Back in 2005, a little comedy arrived on CBS that I completely ignored called How I Met Your Mother. Why, you ask? I have no answer for that. Perhaps it was because it was on Monday night and paired with Charlie Sheen's questionable hit Two and a Half Men, a show I do not care for. I chose to stay with 24 and Prison Break on Monday's.
Now it is 2008 and they are in the midst of a strike-shortened third season and I can say that I have not seen a single episode. However fate was about to step in and forever color my opinion of the series, in a good way.
It was just the other night, I was sitting in my room, my writing assignments done for the day and I was looking for something to do — or watch as the case turned out to be. Sitting next to the television was a stack of "to be watched" DVDs. Part of that stack was the second season of How I Met Your Mother. So, with no other bright ideas, I grabbed the first disk, slipped it into the player and was transported into a wonderful world of sitcomery (yes, sitcomery).
I was expecting some run of the mill, network-driven sitcom. What I found was something that is surprisingly clever, witty, and just flat out enjoyable. Seriously, it was so much better than I had expected it to be. Now, I don't want to overstate it — it is not the greatest sitcom I have ever seen, but it is well above your normal network fare.
Being my first experience with the series, I had to get caught up on the central conceit. That conceit is that the series is being told in flashback from the perspective of Ted Mosby (Josh Radnor) telling his kids how he met their mother, who has yet to be introduced. None other than Bob Saget does the voiceover. Okay, moving along.
The series focuses on five friends in their twenties, living in New York, and dealing with their jobs and each other. Ted is dating Robin (Cobie Smulders), who is not the mother of the future, Marshall (Jason Segel) is dating Lilly (Alyson Hannigan), and then there is the womanizing Barney (Neil Patrick Harris). Together they are quite the ensemble.
The second season picks up with Ted and Robin as a couple (I read that season one had him in pursuit of her), and Marshall and Lilly broken up when she left New York to be an artist in San Francisco.

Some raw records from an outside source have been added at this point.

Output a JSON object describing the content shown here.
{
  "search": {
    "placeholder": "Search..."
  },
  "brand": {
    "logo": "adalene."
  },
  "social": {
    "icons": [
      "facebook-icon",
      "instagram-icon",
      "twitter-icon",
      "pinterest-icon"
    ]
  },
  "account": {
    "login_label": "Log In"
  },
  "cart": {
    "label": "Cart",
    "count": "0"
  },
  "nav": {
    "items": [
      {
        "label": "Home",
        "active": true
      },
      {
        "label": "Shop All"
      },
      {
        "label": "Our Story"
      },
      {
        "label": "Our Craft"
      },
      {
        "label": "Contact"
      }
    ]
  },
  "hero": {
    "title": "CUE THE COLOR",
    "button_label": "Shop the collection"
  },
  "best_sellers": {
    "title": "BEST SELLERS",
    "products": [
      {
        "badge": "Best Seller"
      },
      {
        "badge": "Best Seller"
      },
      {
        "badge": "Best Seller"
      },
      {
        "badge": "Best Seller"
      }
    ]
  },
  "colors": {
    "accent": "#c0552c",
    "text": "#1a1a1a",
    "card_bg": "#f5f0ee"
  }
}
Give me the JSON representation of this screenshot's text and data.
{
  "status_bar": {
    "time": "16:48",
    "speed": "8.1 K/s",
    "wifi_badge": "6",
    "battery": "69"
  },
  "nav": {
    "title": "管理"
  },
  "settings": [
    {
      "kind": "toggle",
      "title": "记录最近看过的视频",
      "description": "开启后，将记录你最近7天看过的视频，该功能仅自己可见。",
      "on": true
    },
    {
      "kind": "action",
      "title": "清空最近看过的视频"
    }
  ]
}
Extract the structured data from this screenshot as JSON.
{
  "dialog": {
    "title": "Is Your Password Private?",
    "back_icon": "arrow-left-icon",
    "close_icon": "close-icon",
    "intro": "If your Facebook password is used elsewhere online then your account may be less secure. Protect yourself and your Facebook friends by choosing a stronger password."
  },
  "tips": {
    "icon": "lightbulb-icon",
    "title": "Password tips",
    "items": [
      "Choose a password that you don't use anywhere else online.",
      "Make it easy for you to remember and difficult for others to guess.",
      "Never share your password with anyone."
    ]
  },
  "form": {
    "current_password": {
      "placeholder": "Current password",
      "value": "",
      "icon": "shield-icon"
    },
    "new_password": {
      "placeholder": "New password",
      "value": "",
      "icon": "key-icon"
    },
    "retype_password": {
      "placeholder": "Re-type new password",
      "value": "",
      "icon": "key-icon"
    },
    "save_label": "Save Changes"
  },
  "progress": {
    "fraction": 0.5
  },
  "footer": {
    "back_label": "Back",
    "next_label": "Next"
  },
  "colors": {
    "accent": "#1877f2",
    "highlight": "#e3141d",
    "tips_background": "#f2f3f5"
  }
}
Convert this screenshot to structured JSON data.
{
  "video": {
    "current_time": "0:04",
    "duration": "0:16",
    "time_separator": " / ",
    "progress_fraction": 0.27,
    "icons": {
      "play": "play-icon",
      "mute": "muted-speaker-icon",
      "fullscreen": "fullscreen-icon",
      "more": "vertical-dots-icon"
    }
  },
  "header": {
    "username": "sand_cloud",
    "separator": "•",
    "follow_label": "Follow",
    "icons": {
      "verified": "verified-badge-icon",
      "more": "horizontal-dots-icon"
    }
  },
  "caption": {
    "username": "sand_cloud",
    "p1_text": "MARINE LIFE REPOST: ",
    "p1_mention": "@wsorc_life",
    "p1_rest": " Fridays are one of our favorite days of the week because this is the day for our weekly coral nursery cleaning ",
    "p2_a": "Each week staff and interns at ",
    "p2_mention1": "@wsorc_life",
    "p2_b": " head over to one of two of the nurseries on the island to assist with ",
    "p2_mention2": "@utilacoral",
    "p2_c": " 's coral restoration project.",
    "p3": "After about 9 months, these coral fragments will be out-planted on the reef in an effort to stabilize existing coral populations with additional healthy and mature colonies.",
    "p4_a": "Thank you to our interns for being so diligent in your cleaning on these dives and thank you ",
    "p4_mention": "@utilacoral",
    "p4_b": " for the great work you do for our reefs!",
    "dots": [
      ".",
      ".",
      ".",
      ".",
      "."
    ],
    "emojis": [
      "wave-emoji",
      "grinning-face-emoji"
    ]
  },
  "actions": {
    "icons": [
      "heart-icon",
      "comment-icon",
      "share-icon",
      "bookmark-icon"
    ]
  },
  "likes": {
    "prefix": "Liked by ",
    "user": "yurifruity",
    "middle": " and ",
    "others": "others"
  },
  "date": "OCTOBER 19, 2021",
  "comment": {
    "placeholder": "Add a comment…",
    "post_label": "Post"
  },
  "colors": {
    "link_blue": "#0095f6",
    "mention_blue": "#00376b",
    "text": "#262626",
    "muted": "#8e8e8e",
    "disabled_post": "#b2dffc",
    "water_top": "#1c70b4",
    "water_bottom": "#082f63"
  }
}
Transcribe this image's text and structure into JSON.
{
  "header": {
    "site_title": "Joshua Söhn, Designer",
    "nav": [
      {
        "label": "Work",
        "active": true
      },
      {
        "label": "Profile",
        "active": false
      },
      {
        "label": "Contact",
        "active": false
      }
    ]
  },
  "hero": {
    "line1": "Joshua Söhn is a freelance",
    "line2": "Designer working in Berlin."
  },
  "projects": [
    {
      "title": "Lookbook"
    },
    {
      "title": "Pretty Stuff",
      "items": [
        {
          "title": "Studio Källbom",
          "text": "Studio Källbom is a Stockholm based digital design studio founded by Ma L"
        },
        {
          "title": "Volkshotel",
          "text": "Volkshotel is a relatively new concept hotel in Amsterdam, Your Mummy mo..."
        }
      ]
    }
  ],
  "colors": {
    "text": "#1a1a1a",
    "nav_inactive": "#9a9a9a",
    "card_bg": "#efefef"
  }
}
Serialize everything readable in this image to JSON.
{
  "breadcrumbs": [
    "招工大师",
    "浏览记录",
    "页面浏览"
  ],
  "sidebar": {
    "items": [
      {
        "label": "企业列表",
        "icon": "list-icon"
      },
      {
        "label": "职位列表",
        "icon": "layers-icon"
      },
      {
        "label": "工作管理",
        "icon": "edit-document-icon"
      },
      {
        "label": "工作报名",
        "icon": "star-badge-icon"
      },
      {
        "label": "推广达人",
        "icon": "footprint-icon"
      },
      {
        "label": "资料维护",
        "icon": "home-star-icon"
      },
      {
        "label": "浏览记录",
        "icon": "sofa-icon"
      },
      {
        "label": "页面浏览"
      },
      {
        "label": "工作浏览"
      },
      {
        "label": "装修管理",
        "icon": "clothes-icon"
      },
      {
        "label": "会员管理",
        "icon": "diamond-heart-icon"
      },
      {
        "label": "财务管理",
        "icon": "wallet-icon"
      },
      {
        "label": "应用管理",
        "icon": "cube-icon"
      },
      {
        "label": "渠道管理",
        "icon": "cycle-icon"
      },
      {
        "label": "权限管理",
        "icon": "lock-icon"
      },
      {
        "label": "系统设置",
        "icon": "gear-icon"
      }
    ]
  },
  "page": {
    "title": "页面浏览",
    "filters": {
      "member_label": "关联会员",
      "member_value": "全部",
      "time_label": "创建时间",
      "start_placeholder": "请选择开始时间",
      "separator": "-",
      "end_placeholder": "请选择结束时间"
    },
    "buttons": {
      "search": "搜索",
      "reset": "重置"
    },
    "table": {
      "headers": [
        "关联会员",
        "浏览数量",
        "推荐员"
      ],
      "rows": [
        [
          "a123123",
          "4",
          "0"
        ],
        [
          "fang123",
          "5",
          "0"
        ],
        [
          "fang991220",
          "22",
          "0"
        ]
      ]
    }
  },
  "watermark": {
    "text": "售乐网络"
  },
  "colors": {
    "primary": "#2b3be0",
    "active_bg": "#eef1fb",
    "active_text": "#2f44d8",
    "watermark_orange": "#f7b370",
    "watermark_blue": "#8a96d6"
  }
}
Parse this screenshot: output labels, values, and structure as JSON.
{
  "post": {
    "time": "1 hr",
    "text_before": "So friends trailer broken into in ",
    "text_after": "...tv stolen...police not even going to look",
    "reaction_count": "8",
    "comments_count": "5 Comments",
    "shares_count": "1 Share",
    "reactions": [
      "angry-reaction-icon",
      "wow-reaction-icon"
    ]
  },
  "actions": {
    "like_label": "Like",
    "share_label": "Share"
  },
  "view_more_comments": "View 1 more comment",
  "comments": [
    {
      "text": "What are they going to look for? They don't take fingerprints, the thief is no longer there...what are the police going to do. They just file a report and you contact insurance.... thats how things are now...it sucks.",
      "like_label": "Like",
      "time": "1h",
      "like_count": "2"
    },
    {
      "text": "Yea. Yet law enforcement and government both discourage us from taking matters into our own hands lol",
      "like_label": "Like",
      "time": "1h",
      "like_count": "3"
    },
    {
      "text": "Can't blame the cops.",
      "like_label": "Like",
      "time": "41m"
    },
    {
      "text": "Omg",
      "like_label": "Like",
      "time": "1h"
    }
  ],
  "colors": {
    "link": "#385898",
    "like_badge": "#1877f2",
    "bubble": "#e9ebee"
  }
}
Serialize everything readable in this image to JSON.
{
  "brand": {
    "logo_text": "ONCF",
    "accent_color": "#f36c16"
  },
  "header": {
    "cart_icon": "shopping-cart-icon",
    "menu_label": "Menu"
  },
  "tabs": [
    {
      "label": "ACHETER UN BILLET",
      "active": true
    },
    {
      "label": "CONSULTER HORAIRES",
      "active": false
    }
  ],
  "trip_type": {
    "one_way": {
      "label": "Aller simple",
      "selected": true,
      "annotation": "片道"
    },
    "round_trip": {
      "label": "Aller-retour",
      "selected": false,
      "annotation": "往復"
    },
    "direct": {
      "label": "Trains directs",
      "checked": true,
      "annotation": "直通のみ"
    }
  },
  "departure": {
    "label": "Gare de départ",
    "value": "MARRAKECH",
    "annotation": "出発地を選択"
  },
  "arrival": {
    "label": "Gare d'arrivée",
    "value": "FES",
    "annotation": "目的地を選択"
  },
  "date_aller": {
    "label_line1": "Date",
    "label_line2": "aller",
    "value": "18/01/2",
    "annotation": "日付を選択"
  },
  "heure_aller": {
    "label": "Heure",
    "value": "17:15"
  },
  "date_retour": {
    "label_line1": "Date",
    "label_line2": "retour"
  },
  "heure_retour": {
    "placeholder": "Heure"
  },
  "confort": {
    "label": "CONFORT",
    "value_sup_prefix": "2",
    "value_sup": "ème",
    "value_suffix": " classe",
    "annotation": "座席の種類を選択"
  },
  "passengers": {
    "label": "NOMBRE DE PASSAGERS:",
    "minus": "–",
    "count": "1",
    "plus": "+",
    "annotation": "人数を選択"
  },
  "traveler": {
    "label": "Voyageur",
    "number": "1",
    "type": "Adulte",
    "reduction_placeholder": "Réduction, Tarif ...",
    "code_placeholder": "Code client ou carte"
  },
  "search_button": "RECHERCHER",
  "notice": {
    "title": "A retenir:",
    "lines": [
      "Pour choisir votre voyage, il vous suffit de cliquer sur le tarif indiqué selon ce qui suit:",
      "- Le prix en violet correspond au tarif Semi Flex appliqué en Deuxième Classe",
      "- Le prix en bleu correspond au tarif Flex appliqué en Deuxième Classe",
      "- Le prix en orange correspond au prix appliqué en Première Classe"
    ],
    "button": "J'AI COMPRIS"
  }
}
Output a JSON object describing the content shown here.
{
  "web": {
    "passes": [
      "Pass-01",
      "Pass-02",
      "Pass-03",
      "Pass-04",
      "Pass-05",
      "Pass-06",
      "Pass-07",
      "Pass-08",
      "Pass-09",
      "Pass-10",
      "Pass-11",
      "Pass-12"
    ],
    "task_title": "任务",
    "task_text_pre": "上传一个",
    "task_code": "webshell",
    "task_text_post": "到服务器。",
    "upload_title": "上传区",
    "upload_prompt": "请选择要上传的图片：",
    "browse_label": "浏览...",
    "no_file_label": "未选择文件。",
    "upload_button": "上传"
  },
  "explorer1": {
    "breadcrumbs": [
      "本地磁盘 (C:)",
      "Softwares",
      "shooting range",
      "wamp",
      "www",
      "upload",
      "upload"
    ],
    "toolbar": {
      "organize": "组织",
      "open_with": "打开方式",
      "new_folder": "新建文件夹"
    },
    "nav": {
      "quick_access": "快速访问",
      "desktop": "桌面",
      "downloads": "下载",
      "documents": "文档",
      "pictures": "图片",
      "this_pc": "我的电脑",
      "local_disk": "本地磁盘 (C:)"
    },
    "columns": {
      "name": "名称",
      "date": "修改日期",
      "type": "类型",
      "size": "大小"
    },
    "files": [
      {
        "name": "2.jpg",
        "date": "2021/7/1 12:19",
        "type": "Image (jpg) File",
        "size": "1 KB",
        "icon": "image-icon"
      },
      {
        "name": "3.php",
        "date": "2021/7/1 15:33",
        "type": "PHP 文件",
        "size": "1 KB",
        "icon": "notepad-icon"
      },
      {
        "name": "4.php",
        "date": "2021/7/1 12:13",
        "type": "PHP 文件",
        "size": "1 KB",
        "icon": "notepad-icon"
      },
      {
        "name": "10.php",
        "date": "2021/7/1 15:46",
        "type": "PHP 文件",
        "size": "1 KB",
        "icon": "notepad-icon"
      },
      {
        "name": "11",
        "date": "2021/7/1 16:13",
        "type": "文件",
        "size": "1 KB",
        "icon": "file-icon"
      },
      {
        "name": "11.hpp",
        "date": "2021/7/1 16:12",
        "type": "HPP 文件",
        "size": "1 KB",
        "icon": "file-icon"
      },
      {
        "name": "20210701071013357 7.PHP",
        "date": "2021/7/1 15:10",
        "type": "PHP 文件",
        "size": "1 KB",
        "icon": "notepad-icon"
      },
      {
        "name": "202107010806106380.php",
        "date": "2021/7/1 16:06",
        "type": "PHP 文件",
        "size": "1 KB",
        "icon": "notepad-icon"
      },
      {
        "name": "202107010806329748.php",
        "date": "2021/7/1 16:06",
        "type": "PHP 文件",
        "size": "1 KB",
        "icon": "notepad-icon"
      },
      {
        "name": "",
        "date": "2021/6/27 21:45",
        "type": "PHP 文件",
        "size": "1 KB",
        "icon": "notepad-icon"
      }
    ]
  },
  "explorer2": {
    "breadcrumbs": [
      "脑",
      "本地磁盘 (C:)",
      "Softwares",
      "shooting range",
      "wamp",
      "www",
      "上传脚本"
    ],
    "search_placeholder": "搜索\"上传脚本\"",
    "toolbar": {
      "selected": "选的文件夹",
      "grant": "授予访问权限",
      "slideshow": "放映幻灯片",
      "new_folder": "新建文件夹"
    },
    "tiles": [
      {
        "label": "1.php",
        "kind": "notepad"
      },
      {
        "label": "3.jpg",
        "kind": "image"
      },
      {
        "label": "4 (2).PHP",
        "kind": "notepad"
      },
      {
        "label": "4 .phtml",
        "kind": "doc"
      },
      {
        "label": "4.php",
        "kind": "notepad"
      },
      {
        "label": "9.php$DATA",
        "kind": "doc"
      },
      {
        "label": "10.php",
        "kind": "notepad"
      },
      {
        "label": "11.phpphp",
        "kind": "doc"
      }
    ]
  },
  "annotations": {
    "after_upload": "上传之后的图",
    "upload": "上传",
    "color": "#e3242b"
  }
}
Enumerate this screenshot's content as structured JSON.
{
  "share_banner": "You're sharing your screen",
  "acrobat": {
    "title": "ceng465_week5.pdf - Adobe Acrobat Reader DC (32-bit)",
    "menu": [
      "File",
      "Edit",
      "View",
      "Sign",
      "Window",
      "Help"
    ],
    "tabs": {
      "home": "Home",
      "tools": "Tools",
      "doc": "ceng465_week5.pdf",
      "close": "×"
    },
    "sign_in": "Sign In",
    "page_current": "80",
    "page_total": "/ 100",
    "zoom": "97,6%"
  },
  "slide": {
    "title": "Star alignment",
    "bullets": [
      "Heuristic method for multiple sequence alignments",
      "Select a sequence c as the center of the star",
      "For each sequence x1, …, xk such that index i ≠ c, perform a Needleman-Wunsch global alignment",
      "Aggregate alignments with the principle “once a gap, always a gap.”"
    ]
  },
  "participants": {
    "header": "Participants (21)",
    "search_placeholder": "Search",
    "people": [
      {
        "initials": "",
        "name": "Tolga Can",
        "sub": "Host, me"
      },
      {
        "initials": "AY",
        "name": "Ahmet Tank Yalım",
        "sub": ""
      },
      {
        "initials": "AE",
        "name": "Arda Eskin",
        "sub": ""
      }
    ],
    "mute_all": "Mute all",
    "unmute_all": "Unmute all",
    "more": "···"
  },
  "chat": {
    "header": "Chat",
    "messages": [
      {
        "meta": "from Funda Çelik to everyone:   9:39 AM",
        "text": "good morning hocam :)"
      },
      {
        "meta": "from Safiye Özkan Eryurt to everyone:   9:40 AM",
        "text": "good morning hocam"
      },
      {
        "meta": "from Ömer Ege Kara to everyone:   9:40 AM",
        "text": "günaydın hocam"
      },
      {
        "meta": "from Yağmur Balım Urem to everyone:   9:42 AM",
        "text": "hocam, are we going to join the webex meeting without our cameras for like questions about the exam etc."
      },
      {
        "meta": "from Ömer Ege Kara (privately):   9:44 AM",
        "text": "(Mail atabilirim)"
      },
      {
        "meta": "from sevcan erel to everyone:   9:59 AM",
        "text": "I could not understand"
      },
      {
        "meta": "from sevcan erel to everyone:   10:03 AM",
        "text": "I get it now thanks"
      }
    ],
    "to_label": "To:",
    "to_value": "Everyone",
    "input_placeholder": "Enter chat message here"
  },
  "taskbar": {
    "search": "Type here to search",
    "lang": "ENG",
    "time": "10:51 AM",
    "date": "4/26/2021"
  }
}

Those threads carry the weight throughout this season, while leaving room for plenty of laughs and one-offs that allow sitcoms to be easily digestible entertainment.
As for this season, there are plenty of fun episodes. There are the episodes where Barney gets a new nickname, Marshall "dates" another single guy, Lilly kidnaps Christmas, and plenty others. I was really surprised by how much fun the series is.
Any show that can make me laugh out loud is a good one in my book. Plus, it has Buffy's Alyson Hannigan, which is always a good thing.
Audio/Video. The tech side of the disk is fine. The video is presented in anamorphic widescreen and features good color, deep blacks, and no artifacts. Audio is Dolby Digitial 5.1 and sounds fine, sitcoms are not terribly taxing for an audio system.
Extras. There is a nice selection of extras spread across the three-disk set.
- Commentaries. There are seven tracks spread across the set with a variety of participants including Bob Saget, Neil Patrick Harris, Jason Segel, Alyson Hannigan, and series creator Carter Bays.
- Robin Sparkles Video. One episode reveals Robin to have been a teen Canadian pop star; here is her gloriously awful music video.
- Gag Reel. This runs for about ten minutes and features your standard collection of goofed lines and fun on the set.
- How We Make Your Mother. A look at how an episode was made, focusing on the script and the read through.
- Deleted Scenes. A few funny snips from the season.
Bottom line. What a surprise this turned out to be. I cannot tell you how enjoyable it is to find something that is really good in the unlikeliest of places. The cast clicks, their chemistry is first rate, and the laughs are undeniable. Do yourself a favor, if you are like me and have avoided this series — rent it, buy it, borrow it, and try to prove me wrong.